__DIRECTIONS__. Scan the entries below. List each line with "Standard".

__INFORMATION__.
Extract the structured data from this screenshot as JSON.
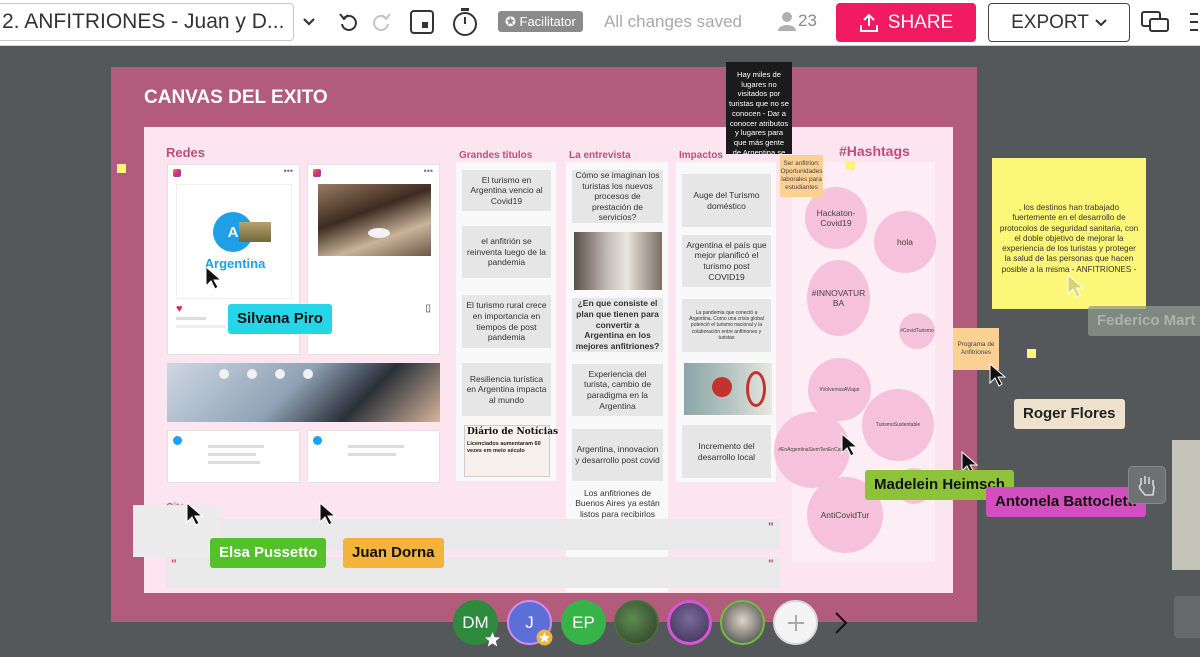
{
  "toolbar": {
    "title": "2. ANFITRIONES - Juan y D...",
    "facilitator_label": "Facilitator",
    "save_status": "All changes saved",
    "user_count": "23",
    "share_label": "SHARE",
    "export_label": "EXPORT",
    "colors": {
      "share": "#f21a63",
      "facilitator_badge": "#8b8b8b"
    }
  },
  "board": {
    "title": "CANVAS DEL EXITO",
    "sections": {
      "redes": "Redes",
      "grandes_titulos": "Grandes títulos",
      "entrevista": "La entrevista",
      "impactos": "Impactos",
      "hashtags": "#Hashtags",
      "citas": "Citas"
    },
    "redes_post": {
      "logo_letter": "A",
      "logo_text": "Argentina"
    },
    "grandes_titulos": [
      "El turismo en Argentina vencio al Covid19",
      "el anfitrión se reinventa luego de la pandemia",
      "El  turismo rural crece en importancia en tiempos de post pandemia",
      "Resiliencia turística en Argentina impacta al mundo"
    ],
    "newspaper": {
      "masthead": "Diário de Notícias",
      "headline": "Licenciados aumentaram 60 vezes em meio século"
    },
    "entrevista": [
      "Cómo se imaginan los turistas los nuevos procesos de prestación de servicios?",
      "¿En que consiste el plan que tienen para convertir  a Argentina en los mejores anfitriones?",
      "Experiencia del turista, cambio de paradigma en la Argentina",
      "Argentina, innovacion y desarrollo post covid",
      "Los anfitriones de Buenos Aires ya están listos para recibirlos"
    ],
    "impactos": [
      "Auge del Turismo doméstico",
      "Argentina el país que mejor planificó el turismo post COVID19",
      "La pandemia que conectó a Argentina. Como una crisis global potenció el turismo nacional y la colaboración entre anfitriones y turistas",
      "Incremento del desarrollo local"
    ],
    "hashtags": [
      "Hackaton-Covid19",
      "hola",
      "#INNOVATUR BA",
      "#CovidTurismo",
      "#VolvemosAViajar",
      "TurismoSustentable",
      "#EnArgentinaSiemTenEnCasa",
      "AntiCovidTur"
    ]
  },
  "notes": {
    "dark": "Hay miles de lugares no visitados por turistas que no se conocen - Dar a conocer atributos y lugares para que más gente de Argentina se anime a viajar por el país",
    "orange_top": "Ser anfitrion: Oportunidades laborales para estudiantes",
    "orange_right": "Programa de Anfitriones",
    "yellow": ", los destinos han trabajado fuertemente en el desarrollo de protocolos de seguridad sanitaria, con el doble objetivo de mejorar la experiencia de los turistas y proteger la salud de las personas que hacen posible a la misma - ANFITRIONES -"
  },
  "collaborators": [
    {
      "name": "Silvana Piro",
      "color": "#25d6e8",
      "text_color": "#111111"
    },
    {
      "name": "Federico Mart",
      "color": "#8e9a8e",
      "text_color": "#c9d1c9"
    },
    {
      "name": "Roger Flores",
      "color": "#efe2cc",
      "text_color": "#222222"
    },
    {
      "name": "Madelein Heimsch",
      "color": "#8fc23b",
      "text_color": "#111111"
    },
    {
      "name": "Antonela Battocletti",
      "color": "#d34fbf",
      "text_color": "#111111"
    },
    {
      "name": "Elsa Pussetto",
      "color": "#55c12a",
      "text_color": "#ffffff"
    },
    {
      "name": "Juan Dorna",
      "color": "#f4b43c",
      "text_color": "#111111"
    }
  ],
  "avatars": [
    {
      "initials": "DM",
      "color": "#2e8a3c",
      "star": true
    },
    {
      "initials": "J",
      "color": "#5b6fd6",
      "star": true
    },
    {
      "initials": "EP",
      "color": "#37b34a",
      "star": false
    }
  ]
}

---

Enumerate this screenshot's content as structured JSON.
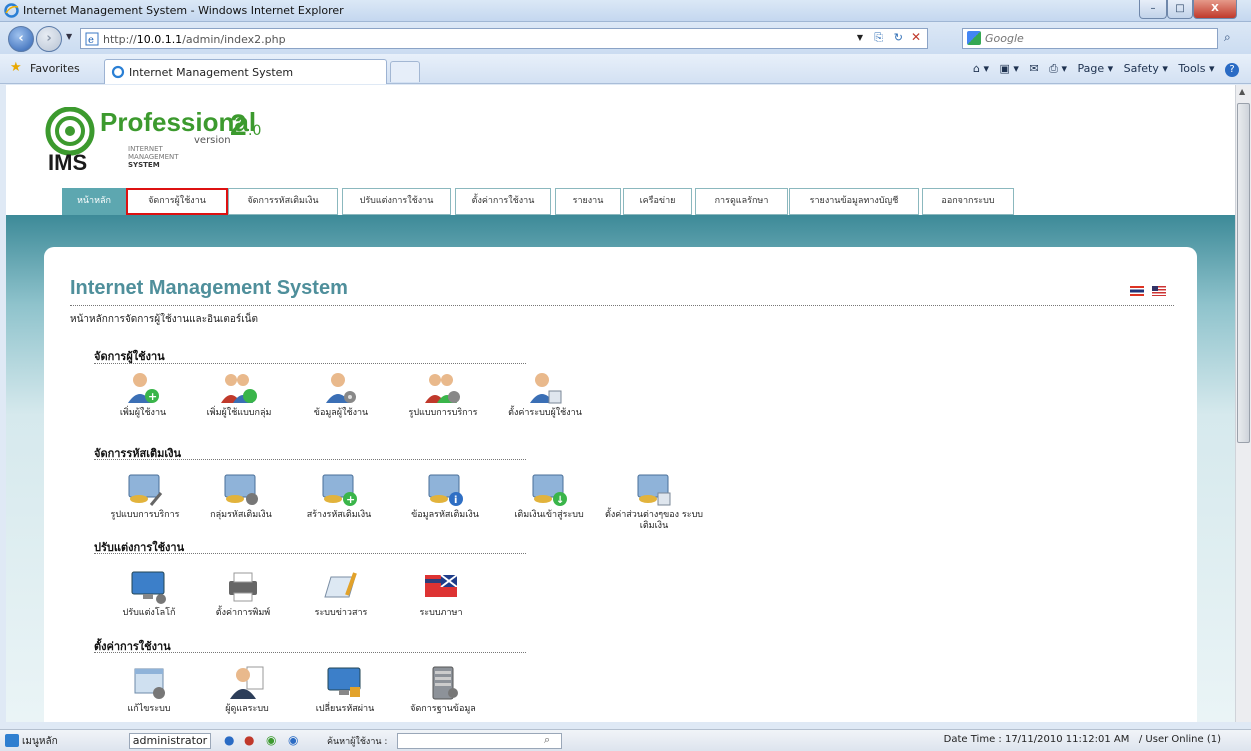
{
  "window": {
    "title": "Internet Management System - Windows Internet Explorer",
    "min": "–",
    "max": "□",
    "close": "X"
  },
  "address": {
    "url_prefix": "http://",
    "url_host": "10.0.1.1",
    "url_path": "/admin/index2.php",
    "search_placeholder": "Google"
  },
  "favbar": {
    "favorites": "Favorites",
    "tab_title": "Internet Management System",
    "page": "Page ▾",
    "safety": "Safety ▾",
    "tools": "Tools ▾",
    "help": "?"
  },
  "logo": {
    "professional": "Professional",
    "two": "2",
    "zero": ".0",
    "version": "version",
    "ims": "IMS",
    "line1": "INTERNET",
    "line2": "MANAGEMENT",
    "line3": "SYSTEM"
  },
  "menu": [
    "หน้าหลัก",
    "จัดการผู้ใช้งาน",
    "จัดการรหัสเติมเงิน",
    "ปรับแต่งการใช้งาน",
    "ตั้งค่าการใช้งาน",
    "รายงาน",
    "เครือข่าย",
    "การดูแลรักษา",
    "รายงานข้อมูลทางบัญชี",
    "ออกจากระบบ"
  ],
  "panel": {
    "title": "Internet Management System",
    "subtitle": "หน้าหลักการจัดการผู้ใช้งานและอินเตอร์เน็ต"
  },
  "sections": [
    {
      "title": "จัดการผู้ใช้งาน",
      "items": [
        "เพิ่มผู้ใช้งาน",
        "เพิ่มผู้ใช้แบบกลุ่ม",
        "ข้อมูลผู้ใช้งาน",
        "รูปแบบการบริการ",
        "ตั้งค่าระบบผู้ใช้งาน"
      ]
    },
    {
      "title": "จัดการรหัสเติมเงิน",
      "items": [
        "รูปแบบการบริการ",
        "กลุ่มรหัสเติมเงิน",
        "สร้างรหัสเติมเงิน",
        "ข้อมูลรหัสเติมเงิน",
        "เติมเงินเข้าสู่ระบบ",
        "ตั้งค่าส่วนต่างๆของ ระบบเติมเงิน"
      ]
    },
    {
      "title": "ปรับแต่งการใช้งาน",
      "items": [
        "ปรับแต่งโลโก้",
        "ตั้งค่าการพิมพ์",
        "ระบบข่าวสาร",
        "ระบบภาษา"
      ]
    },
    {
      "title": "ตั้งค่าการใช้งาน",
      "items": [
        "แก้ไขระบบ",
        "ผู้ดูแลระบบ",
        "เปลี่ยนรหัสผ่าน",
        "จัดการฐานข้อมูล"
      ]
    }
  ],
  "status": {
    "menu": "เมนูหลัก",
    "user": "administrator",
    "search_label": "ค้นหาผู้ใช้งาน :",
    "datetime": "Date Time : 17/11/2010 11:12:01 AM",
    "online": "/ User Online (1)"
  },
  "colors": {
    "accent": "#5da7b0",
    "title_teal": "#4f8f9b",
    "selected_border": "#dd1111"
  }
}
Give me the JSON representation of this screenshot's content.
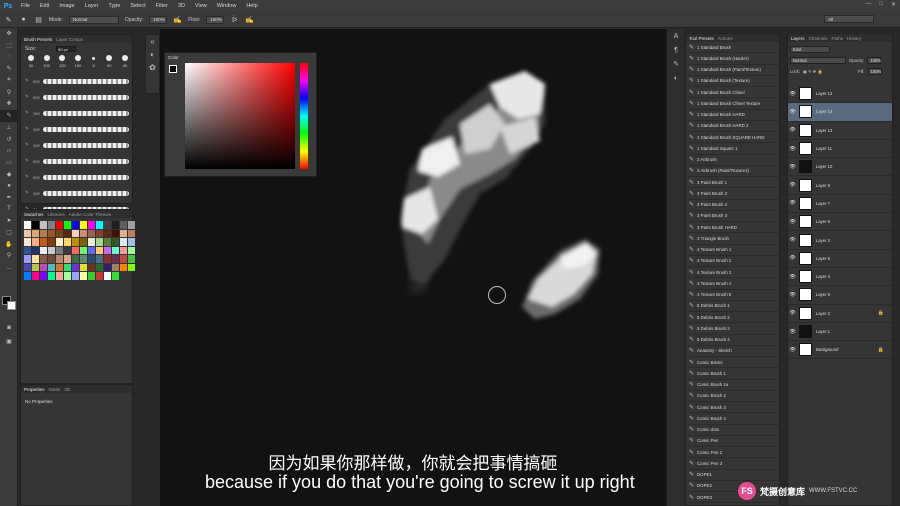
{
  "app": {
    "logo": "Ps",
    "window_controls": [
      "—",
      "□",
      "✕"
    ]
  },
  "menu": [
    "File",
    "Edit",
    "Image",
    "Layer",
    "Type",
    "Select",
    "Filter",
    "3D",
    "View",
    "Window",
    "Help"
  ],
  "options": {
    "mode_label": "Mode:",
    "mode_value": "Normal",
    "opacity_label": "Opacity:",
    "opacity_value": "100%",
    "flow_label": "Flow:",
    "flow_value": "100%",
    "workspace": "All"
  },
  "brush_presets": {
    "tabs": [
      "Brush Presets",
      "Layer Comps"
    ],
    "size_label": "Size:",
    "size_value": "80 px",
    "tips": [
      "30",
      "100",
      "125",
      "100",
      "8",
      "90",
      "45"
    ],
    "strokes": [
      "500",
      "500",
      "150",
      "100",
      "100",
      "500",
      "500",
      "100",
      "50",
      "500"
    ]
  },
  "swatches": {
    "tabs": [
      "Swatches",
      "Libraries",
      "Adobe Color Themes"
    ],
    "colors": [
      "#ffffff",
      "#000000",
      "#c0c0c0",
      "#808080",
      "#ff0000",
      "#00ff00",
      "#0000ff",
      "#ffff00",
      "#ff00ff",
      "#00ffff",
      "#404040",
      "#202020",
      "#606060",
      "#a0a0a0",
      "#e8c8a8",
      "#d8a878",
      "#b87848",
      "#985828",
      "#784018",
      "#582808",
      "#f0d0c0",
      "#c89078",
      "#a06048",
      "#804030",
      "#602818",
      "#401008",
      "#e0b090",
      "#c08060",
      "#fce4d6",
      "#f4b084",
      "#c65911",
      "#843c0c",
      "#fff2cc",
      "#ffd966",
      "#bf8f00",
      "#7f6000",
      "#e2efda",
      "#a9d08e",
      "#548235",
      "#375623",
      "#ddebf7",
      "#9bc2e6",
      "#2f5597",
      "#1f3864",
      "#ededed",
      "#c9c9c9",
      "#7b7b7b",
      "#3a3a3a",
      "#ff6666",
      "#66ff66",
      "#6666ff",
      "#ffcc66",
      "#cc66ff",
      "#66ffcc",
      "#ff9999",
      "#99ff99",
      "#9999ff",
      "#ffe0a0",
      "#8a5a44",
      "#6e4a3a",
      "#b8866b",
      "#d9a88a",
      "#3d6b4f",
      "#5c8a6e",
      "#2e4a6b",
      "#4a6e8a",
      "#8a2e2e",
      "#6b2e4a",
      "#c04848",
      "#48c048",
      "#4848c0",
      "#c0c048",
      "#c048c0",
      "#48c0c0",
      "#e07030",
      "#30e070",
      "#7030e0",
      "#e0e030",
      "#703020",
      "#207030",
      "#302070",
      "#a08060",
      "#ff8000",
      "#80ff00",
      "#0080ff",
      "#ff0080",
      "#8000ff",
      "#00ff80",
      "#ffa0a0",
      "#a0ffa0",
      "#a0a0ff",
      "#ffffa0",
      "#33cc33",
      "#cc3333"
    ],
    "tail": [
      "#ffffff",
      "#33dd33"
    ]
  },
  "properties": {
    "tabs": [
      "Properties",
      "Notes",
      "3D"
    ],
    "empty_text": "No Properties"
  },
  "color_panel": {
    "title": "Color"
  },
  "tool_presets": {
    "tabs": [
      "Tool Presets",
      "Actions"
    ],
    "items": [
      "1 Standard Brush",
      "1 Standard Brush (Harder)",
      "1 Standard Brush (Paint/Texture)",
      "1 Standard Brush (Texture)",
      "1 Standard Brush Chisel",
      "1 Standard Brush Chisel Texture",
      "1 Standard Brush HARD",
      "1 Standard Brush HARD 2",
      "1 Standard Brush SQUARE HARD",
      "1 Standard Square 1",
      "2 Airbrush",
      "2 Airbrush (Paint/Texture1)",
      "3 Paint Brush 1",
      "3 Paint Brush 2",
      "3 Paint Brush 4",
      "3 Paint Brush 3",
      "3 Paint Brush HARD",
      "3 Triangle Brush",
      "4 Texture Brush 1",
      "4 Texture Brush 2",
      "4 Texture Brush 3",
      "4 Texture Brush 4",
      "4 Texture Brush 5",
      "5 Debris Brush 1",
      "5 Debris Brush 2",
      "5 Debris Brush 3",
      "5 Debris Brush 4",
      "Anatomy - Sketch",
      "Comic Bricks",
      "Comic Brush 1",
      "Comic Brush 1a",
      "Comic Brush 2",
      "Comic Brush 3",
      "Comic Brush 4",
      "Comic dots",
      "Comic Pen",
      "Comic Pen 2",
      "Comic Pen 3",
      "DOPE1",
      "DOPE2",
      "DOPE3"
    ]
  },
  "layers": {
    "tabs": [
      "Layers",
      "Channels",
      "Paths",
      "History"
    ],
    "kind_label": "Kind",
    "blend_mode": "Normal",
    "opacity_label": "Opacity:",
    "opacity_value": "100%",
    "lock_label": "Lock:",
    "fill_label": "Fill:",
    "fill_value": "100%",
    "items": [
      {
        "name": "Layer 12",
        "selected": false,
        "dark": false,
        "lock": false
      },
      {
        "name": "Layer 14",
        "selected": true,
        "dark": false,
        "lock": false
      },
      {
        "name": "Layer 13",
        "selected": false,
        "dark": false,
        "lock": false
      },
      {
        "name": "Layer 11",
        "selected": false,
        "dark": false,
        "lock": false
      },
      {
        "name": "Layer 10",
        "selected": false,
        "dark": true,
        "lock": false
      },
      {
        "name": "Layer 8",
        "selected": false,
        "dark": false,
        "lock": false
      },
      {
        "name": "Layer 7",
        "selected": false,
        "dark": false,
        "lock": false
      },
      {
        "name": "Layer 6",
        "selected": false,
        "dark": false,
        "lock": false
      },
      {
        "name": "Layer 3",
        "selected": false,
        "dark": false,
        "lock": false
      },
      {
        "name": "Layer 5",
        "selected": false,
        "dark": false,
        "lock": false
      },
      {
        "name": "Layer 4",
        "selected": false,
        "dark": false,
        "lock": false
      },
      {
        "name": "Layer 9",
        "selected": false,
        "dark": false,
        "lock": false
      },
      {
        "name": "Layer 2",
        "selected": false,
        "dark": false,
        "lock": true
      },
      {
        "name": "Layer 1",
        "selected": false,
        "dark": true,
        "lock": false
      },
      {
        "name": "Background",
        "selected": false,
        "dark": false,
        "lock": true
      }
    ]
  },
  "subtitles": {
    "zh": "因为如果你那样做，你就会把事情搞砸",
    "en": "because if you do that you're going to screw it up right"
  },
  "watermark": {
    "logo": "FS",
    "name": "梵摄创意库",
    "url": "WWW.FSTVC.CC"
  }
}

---

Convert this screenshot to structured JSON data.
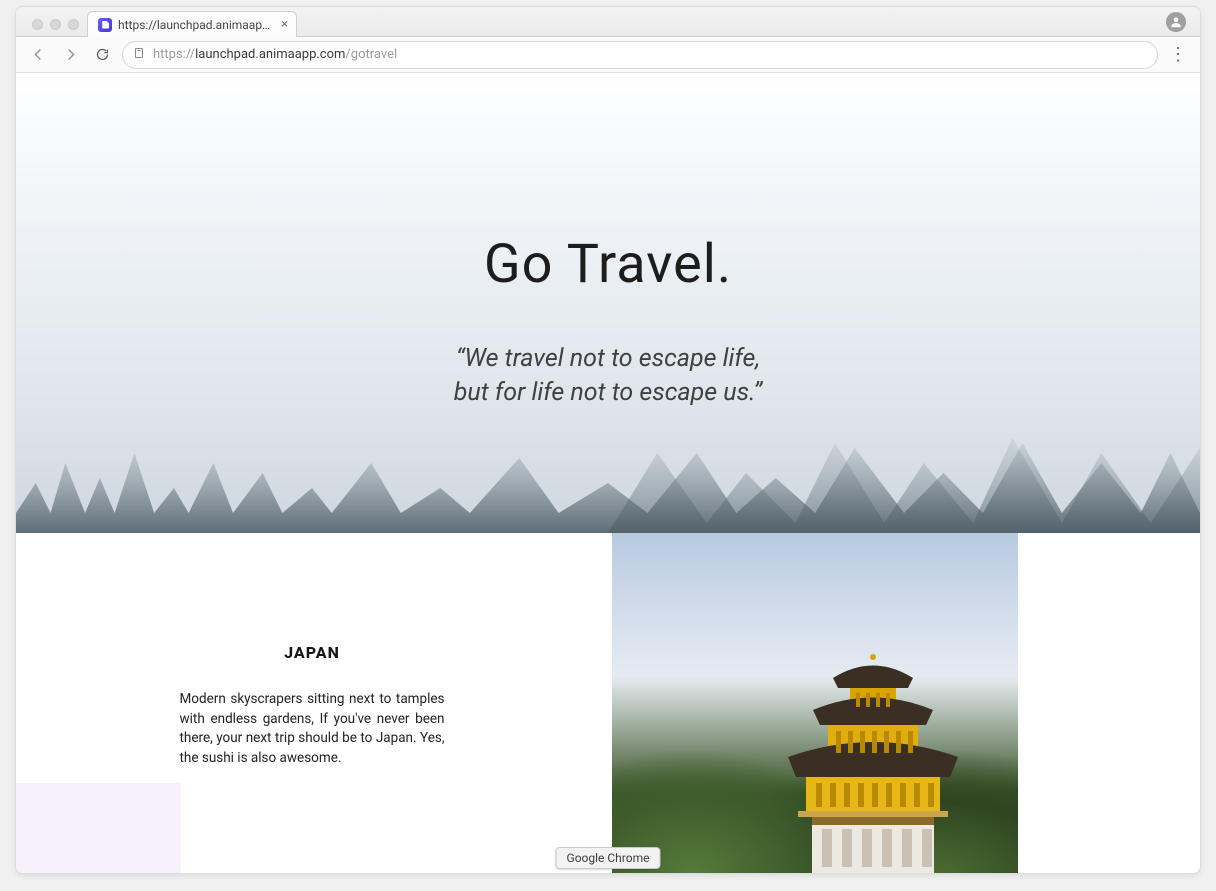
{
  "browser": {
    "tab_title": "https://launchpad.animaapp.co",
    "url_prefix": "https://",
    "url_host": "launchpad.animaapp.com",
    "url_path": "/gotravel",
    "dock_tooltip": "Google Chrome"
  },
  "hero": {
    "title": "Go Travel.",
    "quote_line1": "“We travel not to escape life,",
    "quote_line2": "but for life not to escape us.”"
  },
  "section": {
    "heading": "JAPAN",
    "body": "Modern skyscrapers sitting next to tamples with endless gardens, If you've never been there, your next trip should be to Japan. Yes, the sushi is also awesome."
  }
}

__EXERCISE OUTPUT__.
      "1 Standard Brush",
      "1 Standard Brush (Harder)",
      "1 Standard Brush (Paint/Texture)",
      "1 Standard Brush (Texture)",
      "1 Standard Brush Chisel",
      "1 Standard Brush Chisel Texture",
      "1 Standard Brush HARD",
      "1 Standard Brush HARD 2",
      "1 Standard Brush SQUARE HARD",
      "1 Standard Square 1",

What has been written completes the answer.